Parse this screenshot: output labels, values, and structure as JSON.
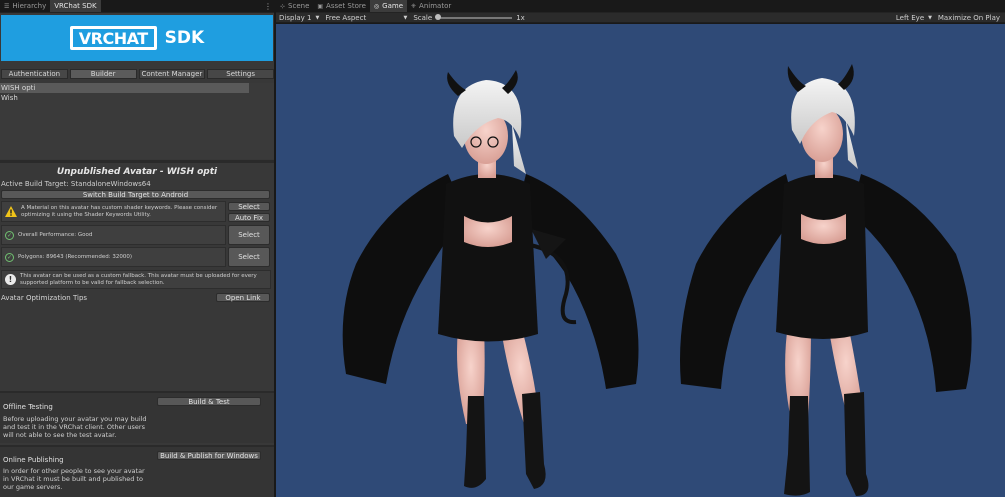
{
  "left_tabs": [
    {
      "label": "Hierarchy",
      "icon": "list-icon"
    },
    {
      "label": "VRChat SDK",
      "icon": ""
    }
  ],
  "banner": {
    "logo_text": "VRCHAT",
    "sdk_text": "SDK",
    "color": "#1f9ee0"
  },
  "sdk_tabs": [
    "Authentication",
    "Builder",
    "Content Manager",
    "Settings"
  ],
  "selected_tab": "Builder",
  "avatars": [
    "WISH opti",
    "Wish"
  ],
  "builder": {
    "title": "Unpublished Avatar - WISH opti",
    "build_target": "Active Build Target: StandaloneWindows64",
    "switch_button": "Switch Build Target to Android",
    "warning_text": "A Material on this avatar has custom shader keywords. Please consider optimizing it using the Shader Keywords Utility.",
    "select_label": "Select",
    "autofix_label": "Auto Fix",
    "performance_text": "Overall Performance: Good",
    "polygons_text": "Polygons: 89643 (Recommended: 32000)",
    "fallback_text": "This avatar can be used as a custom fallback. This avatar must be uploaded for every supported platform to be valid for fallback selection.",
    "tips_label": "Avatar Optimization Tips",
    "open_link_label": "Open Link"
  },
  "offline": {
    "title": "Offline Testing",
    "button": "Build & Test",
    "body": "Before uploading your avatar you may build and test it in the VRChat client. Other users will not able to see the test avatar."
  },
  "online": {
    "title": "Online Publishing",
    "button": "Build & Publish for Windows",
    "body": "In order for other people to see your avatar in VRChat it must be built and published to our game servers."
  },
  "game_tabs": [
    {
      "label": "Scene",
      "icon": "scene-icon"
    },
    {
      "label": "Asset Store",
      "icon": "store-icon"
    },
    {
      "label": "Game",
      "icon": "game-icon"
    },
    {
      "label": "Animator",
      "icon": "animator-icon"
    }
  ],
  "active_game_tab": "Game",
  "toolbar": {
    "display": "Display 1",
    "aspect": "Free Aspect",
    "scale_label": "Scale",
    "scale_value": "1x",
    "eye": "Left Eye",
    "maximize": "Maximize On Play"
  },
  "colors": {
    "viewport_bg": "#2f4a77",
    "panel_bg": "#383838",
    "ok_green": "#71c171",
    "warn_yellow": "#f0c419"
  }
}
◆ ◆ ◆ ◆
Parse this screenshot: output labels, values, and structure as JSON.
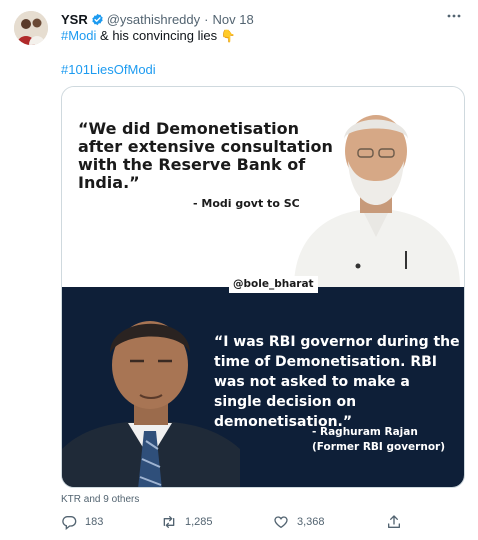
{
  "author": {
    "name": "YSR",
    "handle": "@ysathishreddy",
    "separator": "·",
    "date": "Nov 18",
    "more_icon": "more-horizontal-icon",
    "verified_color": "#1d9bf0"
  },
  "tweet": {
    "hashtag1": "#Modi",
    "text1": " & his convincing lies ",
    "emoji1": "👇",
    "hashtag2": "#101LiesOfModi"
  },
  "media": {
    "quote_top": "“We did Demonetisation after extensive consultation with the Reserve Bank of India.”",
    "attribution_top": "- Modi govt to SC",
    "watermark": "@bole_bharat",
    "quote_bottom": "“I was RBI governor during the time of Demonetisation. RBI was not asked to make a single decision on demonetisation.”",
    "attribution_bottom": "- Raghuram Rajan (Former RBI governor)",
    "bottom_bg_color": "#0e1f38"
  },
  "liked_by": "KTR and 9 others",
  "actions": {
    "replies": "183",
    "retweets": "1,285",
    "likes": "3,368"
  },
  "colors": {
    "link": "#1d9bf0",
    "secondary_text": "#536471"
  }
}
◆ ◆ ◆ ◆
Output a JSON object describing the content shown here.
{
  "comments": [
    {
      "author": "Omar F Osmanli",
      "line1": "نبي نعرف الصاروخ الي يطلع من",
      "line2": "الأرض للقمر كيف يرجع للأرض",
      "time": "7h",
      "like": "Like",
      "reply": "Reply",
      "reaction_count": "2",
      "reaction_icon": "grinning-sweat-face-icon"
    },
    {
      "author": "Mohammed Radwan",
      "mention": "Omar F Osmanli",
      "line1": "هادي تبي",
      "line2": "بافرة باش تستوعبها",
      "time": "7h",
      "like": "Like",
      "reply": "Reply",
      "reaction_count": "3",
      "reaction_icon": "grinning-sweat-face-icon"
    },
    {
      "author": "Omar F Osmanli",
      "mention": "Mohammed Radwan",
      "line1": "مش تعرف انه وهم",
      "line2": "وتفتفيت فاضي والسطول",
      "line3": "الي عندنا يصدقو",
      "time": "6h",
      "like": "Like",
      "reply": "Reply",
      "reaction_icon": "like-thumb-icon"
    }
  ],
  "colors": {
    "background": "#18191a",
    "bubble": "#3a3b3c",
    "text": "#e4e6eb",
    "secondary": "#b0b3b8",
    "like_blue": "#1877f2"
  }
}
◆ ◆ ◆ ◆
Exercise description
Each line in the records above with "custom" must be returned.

Output below
    "warning_text": "A Material on this avatar has custom shader keywords. Please consider optimizing it using the Shader Keywords Utility.",
    "fallback_text": "This avatar can be used as a custom fallback. This avatar must be uploaded for every supported platform to be valid for fallback selection.",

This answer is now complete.